Aim of the exercise
Copy each line below in which the word "JSON" occurs.

=-=-=

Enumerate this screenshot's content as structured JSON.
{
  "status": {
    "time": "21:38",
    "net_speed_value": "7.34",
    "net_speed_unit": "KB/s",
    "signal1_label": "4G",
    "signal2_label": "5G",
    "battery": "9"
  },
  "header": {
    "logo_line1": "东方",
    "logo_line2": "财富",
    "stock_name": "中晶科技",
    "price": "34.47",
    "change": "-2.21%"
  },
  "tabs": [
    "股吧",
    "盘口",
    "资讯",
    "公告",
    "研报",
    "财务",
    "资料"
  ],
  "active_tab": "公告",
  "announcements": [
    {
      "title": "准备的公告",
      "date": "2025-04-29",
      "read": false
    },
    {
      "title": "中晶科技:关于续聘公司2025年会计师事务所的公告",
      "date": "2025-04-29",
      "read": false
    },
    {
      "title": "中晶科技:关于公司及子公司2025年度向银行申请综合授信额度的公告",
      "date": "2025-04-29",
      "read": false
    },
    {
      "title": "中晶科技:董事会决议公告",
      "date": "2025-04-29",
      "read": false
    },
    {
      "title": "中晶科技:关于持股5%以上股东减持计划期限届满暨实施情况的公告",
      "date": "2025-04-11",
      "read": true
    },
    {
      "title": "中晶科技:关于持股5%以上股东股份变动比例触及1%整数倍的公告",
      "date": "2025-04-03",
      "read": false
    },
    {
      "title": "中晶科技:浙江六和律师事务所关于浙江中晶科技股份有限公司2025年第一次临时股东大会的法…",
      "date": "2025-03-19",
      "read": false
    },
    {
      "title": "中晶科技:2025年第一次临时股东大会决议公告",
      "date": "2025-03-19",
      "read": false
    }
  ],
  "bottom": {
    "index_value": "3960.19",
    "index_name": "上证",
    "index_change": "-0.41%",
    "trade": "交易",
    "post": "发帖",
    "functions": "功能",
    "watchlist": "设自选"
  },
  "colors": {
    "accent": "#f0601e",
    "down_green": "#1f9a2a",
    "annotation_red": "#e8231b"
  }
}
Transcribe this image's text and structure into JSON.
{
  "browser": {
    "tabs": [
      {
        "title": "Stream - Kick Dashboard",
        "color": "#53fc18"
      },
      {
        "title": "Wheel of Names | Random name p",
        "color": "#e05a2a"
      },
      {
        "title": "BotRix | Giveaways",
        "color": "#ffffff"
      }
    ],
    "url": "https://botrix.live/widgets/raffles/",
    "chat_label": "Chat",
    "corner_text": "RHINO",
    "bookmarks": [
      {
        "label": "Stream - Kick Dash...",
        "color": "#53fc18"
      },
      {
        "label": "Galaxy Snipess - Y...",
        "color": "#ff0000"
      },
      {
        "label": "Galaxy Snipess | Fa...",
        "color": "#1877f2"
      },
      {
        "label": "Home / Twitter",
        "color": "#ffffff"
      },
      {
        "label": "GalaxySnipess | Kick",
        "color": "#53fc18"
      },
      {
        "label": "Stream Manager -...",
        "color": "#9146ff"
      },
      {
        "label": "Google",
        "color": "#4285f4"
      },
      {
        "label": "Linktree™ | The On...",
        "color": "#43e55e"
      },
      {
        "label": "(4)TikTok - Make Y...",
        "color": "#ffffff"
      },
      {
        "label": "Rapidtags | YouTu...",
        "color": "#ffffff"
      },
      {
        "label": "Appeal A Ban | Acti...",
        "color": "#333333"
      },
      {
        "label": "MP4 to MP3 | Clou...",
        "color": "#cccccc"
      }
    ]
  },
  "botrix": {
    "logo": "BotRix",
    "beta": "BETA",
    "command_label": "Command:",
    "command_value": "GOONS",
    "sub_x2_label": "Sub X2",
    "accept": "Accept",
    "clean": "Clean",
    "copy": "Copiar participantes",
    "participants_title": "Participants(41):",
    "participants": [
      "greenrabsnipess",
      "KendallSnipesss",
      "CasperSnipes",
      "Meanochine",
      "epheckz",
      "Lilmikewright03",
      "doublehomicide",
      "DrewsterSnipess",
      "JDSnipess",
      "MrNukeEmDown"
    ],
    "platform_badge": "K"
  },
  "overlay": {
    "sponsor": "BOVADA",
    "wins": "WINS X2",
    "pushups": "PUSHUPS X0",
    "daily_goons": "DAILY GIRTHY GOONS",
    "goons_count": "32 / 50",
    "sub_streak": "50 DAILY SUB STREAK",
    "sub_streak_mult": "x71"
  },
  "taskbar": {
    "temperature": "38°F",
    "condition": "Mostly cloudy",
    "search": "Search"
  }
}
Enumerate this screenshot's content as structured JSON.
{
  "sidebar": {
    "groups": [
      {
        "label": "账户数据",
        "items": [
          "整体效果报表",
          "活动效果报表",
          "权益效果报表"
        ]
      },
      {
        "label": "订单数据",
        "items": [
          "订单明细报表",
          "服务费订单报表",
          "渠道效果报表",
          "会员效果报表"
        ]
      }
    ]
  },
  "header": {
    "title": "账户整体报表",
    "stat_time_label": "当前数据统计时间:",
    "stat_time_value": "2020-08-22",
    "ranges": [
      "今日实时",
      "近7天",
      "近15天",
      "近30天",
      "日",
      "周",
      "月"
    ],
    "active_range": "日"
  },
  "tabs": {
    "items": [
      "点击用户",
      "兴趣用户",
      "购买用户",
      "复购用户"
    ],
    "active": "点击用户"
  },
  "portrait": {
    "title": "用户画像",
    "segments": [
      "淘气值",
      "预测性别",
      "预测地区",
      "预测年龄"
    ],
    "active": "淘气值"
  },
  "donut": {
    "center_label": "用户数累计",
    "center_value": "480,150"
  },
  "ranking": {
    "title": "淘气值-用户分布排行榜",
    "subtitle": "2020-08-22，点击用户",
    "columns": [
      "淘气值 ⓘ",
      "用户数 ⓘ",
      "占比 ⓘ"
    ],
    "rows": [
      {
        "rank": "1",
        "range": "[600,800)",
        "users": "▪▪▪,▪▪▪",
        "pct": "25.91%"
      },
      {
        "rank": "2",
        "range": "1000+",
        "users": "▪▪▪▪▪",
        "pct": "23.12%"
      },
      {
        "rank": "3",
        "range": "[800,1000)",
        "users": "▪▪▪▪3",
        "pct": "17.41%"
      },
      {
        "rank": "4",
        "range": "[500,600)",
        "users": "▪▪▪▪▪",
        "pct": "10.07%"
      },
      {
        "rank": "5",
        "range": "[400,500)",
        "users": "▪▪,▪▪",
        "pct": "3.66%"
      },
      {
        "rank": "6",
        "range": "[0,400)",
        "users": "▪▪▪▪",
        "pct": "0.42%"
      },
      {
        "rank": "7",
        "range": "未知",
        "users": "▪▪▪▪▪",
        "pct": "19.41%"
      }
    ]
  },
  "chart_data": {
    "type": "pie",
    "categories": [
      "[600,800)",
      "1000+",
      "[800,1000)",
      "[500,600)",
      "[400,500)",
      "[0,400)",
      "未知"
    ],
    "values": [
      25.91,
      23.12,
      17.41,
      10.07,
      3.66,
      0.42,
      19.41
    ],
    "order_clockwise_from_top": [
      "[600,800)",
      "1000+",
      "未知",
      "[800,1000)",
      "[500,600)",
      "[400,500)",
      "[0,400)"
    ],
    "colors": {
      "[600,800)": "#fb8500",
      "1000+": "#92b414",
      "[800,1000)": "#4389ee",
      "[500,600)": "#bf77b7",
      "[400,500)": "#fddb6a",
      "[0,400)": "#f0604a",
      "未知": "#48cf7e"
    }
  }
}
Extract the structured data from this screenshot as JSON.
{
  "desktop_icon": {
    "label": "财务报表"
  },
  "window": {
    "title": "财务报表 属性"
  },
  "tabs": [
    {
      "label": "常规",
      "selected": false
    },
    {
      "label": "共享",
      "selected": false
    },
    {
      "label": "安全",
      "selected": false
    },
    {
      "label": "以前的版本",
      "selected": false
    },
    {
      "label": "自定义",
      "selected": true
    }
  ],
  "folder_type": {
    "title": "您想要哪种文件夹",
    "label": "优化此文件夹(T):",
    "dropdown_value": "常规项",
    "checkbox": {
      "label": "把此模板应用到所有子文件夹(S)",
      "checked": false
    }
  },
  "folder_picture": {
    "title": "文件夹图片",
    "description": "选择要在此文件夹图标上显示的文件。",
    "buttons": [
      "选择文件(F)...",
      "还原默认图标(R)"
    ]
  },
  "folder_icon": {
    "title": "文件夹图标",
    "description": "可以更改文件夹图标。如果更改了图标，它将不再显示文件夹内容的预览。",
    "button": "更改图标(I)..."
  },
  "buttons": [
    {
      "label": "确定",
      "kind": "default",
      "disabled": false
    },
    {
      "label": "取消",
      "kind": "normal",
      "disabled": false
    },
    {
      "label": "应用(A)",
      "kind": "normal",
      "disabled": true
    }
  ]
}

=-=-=

Task answer
Enumerate this screenshot's content as structured JSON.
Transcribe this image's text and structure into JSON.
Enumerate this screenshot's content as structured JSON.
Extract the structured data from this screenshot as JSON.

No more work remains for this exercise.